Instructions for the task: Read the data and repeat it in full, exactly.

[Data about app and page elements]

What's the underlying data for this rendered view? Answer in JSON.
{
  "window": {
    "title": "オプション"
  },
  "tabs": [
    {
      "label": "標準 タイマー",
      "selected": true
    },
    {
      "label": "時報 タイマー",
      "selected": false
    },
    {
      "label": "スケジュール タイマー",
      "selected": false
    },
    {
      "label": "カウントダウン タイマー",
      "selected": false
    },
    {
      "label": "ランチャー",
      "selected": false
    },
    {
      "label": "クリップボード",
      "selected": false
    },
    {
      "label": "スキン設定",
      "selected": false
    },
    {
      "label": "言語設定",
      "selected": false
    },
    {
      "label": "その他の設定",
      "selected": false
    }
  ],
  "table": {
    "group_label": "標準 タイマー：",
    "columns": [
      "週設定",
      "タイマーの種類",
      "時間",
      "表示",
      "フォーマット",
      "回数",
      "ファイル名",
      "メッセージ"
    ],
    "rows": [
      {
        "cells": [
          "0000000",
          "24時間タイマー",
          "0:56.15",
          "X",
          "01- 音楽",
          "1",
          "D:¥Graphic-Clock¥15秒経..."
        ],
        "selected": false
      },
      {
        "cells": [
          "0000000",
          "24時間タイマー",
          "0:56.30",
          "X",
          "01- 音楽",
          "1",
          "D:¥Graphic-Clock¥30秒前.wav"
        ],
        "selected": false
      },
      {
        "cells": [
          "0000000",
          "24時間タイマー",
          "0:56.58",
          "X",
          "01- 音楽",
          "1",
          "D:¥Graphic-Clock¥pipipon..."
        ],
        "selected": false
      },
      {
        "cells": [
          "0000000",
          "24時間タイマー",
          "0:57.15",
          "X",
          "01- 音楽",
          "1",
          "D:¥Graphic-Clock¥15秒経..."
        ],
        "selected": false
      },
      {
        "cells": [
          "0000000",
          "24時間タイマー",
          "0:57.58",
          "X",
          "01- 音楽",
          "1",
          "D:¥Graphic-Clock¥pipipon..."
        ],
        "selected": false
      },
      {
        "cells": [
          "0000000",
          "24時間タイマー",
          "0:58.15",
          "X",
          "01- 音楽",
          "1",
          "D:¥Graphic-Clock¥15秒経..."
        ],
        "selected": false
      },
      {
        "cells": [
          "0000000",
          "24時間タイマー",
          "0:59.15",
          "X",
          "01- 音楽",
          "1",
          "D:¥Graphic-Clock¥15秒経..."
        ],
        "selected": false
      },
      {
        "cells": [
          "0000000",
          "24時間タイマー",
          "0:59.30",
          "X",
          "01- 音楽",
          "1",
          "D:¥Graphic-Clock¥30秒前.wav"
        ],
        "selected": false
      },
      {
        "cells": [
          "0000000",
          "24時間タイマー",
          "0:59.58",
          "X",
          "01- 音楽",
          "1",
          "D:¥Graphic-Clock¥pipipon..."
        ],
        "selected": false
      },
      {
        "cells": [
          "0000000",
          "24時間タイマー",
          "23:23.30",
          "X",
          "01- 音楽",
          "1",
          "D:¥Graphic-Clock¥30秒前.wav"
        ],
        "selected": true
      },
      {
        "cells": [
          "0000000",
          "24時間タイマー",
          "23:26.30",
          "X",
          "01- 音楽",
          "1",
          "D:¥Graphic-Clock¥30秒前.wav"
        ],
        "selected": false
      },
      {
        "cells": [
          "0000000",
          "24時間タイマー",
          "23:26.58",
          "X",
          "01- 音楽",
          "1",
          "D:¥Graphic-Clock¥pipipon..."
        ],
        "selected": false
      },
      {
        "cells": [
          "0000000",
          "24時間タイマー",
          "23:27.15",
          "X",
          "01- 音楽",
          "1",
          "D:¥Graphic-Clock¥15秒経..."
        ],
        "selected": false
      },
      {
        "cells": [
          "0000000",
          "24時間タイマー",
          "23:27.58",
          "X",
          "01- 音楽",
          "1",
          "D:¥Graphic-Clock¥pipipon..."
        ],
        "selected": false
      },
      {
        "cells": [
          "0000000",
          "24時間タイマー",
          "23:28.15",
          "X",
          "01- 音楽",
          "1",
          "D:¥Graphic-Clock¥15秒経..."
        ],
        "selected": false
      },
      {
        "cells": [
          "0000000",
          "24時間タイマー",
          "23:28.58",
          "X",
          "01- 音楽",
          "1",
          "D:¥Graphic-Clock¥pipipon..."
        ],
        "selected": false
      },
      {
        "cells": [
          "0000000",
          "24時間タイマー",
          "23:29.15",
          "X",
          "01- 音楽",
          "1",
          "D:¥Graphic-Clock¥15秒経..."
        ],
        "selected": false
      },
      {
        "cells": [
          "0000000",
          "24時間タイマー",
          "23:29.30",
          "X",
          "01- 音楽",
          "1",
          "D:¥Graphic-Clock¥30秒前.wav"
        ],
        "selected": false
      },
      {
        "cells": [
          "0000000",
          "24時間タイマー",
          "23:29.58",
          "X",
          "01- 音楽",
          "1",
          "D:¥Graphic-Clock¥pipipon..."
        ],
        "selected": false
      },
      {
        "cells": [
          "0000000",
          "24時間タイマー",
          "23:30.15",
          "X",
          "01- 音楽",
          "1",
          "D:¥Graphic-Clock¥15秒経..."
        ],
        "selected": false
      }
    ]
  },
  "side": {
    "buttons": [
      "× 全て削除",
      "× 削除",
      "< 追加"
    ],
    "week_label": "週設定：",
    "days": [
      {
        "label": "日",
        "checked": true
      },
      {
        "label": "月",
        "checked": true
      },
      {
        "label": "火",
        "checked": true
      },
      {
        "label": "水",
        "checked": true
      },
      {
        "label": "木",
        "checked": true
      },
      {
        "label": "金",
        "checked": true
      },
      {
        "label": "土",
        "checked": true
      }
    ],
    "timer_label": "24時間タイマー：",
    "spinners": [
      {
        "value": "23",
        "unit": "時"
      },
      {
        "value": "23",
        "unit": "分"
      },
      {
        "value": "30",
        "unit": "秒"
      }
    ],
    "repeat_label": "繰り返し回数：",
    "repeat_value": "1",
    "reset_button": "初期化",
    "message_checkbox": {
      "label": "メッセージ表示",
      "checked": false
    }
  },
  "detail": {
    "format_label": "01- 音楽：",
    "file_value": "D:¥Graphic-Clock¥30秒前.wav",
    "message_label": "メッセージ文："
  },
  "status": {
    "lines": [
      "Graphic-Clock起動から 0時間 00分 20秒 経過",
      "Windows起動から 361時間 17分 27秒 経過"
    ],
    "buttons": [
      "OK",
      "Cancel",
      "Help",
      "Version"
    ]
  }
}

Answer box:
What's the underlying data for this rendered view? Answer in JSON.
{
  "window": {
    "title": "オプション"
  },
  "tabs": [
    {
      "label": "標準 タイマー",
      "selected": true
    },
    {
      "label": "時報 タイマー",
      "selected": false
    },
    {
      "label": "スケジュール タイマー",
      "selected": false
    },
    {
      "label": "カウントダウン タイマー",
      "selected": false
    },
    {
      "label": "ランチャー",
      "selected": false
    },
    {
      "label": "クリップボード",
      "selected": false
    },
    {
      "label": "スキン設定",
      "selected": false
    },
    {
      "label": "言語設定",
      "selected": false
    },
    {
      "label": "その他の設定",
      "selected": false
    }
  ],
  "table": {
    "group_label": "標準 タイマー：",
    "columns": [
      "週設定",
      "タイマーの種類",
      "時間",
      "表示",
      "フォーマット",
      "回数",
      "ファイル名",
      "メッセージ"
    ],
    "rows": [
      {
        "cells": [
          "0000000",
          "24時間タイマー",
          "0:56.15",
          "X",
          "01- 音楽",
          "1",
          "D:¥Graphic-Clock¥15秒経..."
        ],
        "selected": false
      },
      {
        "cells": [
          "0000000",
          "24時間タイマー",
          "0:56.30",
          "X",
          "01- 音楽",
          "1",
          "D:¥Graphic-Clock¥30秒前.wav"
        ],
        "selected": false
      },
      {
        "cells": [
          "0000000",
          "24時間タイマー",
          "0:56.58",
          "X",
          "01- 音楽",
          "1",
          "D:¥Graphic-Clock¥pipipon..."
        ],
        "selected": false
      },
      {
        "cells": [
          "0000000",
          "24時間タイマー",
          "0:57.15",
          "X",
          "01- 音楽",
          "1",
          "D:¥Graphic-Clock¥15秒経..."
        ],
        "selected": false
      },
      {
        "cells": [
          "0000000",
          "24時間タイマー",
          "0:57.58",
          "X",
          "01- 音楽",
          "1",
          "D:¥Graphic-Clock¥pipipon..."
        ],
        "selected": false
      },
      {
        "cells": [
          "0000000",
          "24時間タイマー",
          "0:58.15",
          "X",
          "01- 音楽",
          "1",
          "D:¥Graphic-Clock¥15秒経..."
        ],
        "selected": false
      },
      {
        "cells": [
          "0000000",
          "24時間タイマー",
          "0:59.15",
          "X",
          "01- 音楽",
          "1",
          "D:¥Graphic-Clock¥15秒経..."
        ],
        "selected": false
      },
      {
        "cells": [
          "0000000",
          "24時間タイマー",
          "0:59.30",
          "X",
          "01- 音楽",
          "1",
          "D:¥Graphic-Clock¥30秒前.wav"
        ],
        "selected": false
      },
      {
        "cells": [
          "0000000",
          "24時間タイマー",
          "0:59.58",
          "X",
          "01- 音楽",
          "1",
          "D:¥Graphic-Clock¥pipipon..."
        ],
        "selected": false
      },
      {
        "cells": [
          "0000000",
          "24時間タイマー",
          "23:23.30",
          "X",
          "01- 音楽",
          "1",
          "D:¥Graphic-Clock¥30秒前.wav"
        ],
        "selected": true
      },
      {
        "cells": [
          "0000000",
          "24時間タイマー",
          "23:26.30",
          "X",
          "01- 音楽",
          "1",
          "D:¥Graphic-Clock¥30秒前.wav"
        ],
        "selected": false
      },
      {
        "cells": [
          "0000000",
          "24時間タイマー",
          "23:26.58",
          "X",
          "01- 音楽",
          "1",
          "D:¥Graphic-Clock¥pipipon..."
        ],
        "selected": false
      },
      {
        "cells": [
          "0000000",
          "24時間タイマー",
          "23:27.15",
          "X",
          "01- 音楽",
          "1",
          "D:¥Graphic-Clock¥15秒経..."
        ],
        "selected": false
      },
      {
        "cells": [
          "0000000",
          "24時間タイマー",
          "23:27.58",
          "X",
          "01- 音楽",
          "1",
          "D:¥Graphic-Clock¥pipipon..."
        ],
        "selected": false
      },
      {
        "cells": [
          "0000000",
          "24時間タイマー",
          "23:28.15",
          "X",
          "01- 音楽",
          "1",
          "D:¥Graphic-Clock¥15秒経..."
        ],
        "selected": false
      },
      {
        "cells": [
          "0000000",
          "24時間タイマー",
          "23:28.58",
          "X",
          "01- 音楽",
          "1",
          "D:¥Graphic-Clock¥pipipon..."
        ],
        "selected": false
      },
      {
        "cells": [
          "0000000",
          "24時間タイマー",
          "23:29.15",
          "X",
          "01- 音楽",
          "1",
          "D:¥Graphic-Clock¥15秒経..."
        ],
        "selected": false
      },
      {
        "cells": [
          "0000000",
          "24時間タイマー",
          "23:29.30",
          "X",
          "01- 音楽",
          "1",
          "D:¥Graphic-Clock¥30秒前.wav"
        ],
        "selected": false
      },
      {
        "cells": [
          "0000000",
          "24時間タイマー",
          "23:29.58",
          "X",
          "01- 音楽",
          "1",
          "D:¥Graphic-Clock¥pipipon..."
        ],
        "selected": false
      },
      {
        "cells": [
          "0000000",
          "24時間タイマー",
          "23:30.15",
          "X",
          "01- 音楽",
          "1",
          "D:¥Graphic-Clock¥15秒経..."
        ],
        "selected": false
      }
    ]
  },
  "side": {
    "buttons": [
      "× 全て削除",
      "× 削除",
      "< 追加"
    ],
    "week_label": "週設定：",
    "days": [
      {
        "label": "日",
        "checked": true
      },
      {
        "label": "月",
        "checked": true
      },
      {
        "label": "火",
        "checked": true
      },
      {
        "label": "水",
        "checked": true
      },
      {
        "label": "木",
        "checked": true
      },
      {
        "label": "金",
        "checked": true
      },
      {
        "label": "土",
        "checked": true
      }
    ],
    "timer_label": "24時間タイマー：",
    "spinners": [
      {
        "value": "23",
        "unit": "時"
      },
      {
        "value": "23",
        "unit": "分"
      },
      {
        "value": "30",
        "unit": "秒"
      }
    ],
    "repeat_label": "繰り返し回数：",
    "repeat_value": "1",
    "reset_button": "初期化",
    "message_checkbox": {
      "label": "メッセージ表示",
      "checked": false
    }
  },
  "detail": {
    "format_label": "01- 音楽：",
    "file_value": "D:¥Graphic-Clock¥30秒前.wav",
    "message_label": "メッセージ文："
  },
  "status": {
    "lines": [
      "Graphic-Clock起動から 0時間 00分 20秒 経過",
      "Windows起動から 361時間 17分 27秒 経過"
    ],
    "buttons": [
      "OK",
      "Cancel",
      "Help",
      "Version"
    ]
  }
}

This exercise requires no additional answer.